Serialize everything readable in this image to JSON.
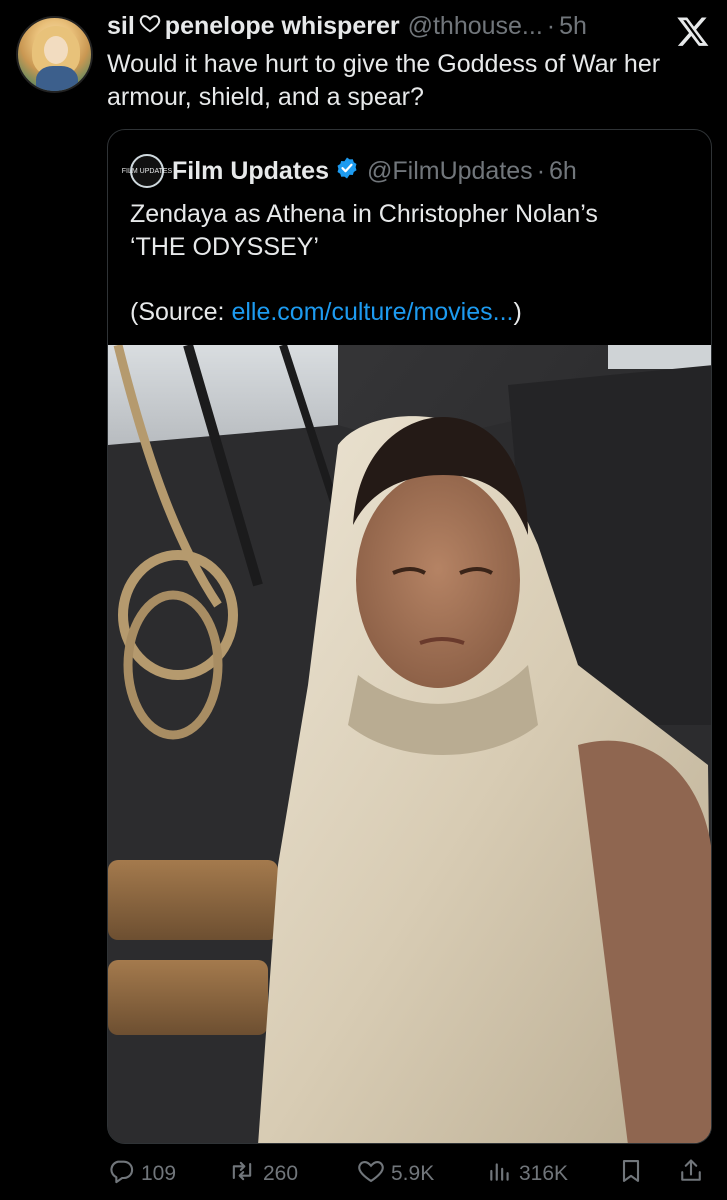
{
  "tweet": {
    "display_name": "sil",
    "display_name_rest": "penelope whisperer",
    "handle": "@thhouse...",
    "separator": "·",
    "time": "5h",
    "text": "Would it have hurt to give the Goddess of War her armour, shield, and a spear?"
  },
  "quote": {
    "avatar_text": "FILM UPDATES",
    "name": "Film Updates",
    "handle": "@FilmUpdates",
    "separator": "·",
    "time": "6h",
    "text_line1": "Zendaya as Athena in Christopher Nolan’s",
    "text_line2": "‘THE ODYSSEY’",
    "source_prefix": "(Source: ",
    "source_link": "elle.com/culture/movies...",
    "source_suffix": ")"
  },
  "actions": {
    "replies": "109",
    "reposts": "260",
    "likes": "5.9K",
    "views": "316K"
  },
  "colors": {
    "background": "#000000",
    "text": "#e7e9ea",
    "muted": "#71767b",
    "link": "#1d9bf0",
    "border": "#2f3336"
  },
  "icons": [
    "x-logo-icon",
    "heart-outline-icon",
    "verified-badge-icon",
    "reply-icon",
    "repost-icon",
    "like-icon",
    "views-icon",
    "bookmark-icon",
    "share-icon"
  ]
}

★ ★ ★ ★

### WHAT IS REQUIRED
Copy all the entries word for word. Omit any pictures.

### REPLY TO THE EXERCISE
Serialize everything readable in this image to JSON.
{
  "tweet": {
    "display_name": "sil",
    "display_name_rest": "penelope whisperer",
    "handle": "@thhouse...",
    "separator": "·",
    "time": "5h",
    "text": "Would it have hurt to give the Goddess of War her armour, shield, and a spear?"
  },
  "quote": {
    "avatar_text": "FILM UPDATES",
    "name": "Film Updates",
    "handle": "@FilmUpdates",
    "separator": "·",
    "time": "6h",
    "text_line1": "Zendaya as Athena in Christopher Nolan’s",
    "text_line2": "‘THE ODYSSEY’",
    "source_prefix": "(Source: ",
    "source_link": "elle.com/culture/movies...",
    "source_suffix": ")"
  },
  "actions": {
    "replies": "109",
    "reposts": "260",
    "likes": "5.9K",
    "views": "316K"
  },
  "colors": {
    "background": "#000000",
    "text": "#e7e9ea",
    "muted": "#71767b",
    "link": "#1d9bf0",
    "border": "#2f3336"
  },
  "icons": [
    "x-logo-icon",
    "heart-outline-icon",
    "verified-badge-icon",
    "reply-icon",
    "repost-icon",
    "like-icon",
    "views-icon",
    "bookmark-icon",
    "share-icon"
  ]
}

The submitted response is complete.